Pack your bags for a tour of places where Italy’s Great Poet lived and are associated with his life.

9 Dec 2020

Gruppo UNA

Born in Florence in 1265, Dante Alighieri was one of Italy’s greatest poets. The streets of Florence contain many places that tell of his passing. In his day, the city was a tangle of narrow streets and stone and wooden houses, interspersed with towers, small churches and shops. Many of these places have survived, notably the backdrop to his feelings for Beatrice, love of his life and inspirational muse, as declaimed in his works, especially “Vita Nova” and his magnum opus, “The Divine Comedy”. 

Ready? Let’s go walk through Florence in Dante’s footsteps.

The Dante House Museum - Via Santa Margherita 1

The best place to start our tour is the Poet’s childhood home museum. The Museo Casa di Dante is in the heart of medieval Florence, in one of city’s most evocative buildings. After falling into disrepair, in the 1900s the original building was rebuilt exactly where the Alighieri’s home once stood. This is where Dante was born in 1265. According to popular memory, a group of houses near the Torre della Castagna has always been referred to as the “Dante houses”. The Casa di Dante Museum was set up to raise awareness about Dante’s life and works.

The Dante House Museum - Via Santa Margherita 1


Church of Santa Margherita dei Cerchi - Via Santa Margherita.

The Church of Santa Margherita is on a small side-street just past the Dante House, towards Via del Corso. “Dante’s church”, as it is known, was frequented by the poet and his family. It was here that the poet married Gemma Donati, but in actually fact Beatrice was the real star of this place: this was the church where Dante encountered his muse, and where Beatrice married Simone de’ Bardi. 
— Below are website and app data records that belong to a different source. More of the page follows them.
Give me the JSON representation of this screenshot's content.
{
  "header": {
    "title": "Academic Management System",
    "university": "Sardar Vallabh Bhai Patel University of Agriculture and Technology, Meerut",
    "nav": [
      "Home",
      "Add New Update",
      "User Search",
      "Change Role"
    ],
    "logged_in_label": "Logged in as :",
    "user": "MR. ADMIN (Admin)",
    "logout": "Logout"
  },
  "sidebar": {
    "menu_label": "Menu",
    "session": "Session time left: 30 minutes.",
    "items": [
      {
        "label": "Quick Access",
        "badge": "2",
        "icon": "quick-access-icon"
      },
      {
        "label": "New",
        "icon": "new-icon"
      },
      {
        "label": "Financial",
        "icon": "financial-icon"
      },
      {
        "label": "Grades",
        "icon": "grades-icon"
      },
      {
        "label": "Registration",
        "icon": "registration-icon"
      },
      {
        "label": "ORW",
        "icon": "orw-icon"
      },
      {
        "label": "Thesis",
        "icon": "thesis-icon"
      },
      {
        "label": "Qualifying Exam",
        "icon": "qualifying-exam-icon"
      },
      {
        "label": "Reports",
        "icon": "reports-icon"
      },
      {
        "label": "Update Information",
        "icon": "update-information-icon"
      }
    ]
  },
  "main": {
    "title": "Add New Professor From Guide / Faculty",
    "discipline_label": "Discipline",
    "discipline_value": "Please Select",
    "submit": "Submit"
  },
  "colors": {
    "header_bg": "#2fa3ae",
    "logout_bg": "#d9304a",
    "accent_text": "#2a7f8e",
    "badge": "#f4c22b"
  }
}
Church of Santa Margherita dei Cerchi - Via Santa Margherita


Beatrice’s House - Palazzo Portinari Salviati, Via del Corso 6.

Riesci a immaginare come potesse sentirsi Dante, ansioso e in trepida attesa di veder spuntare la sua Beatrice mentre girava l’angolo con la Chiesa di Santa Margherita dei Cerchi? Puoi provare a immedesimarti in lui e rivivere quei momenti passeggiando per via del Corso 6. Troverai il Palazzo Portinari Salviati che - recentemente venduto per sottoporlo a ristrutturazione e ricavarne appartamenti di lusso - appartenne proprio a Folco Portinari, il padre di Beatrice. Anche se è conosciuta come la Casa di Beatrice, fu in realtà la casa della sua famiglia, dove trascorse solo la sua infanzia. 

Beatrice - Dante - Florence


Dante’s Rock - Piazza delle Pallottole.

In a building just to the right of the Duomo apse is a large marble commemorative plaque on which the following words are engraved: “Sasso di Dante”. Legend has it that Dante used to stop and sit on this stone, which back then was in a green space. There he would rest, think, and see how construction of the Cathedral was going, absorbed in his thoughts. The Rock is also associated with a Dante anecdote. One day, when the Poet was sitting on his usual rock, an acquaintance passed by and asked him: “Oh Dante, what would you most like to eat?” “Eggs,” came the Poet’s reply. The following year, the same person returned. Seeing Dante sitting on that same rock, he asked him “What news?”, to which Dante readily replies: “Some salt would be nice!”

Dante’s Rock - Piazza delle Pallottole


Statue of Dante - Piazza Santa Croce

We end our tour with a stroll to Piazza Santa Croce. Here, we may admire the famous Statue of Dante, made in white Carrara marble by sculptor Enrico Pazzi in 1865, six hundred years after Dante’s birth (1265-1321). That work was restored in 2011, to mark the 150th Anniversary of Italian Unification. Originally, the statue of Dante Alighieri was in the centre of Piazza Santa Croce.

Statue of Dante - Piazza Santa Croce

Where to stay in Florence.

A romantic, evocative and exciting tour deserves an equally special place to stay. UNAHOTELS Vittoria Firenze is a Gruppo UNA hotel designed by famous architect Fabio Novembre that is renowned for its refined and appealing design. Its location is ideal for enjoying the city and its surroundings. 
But there’s more. If you’d like to experience Florence at its most authentic, come and be part of its evolving history. Living tradition and craftsmanship await you as art at the Leone Blu Suites | UNA Esperienze, an exclusive collection of unique suites that harmoniously combines the antique (decorated wooden ceilings and furnishings from Brolio Castle) at Palazzo Ricasoli, a fifteenth-century period residence. The suites offer a timeless example of Italian art, enriched by the work of Florence’s finest bronzesmiths, blacksmiths and stonemasons. 

Leone Blu Suites | UNA Esperienze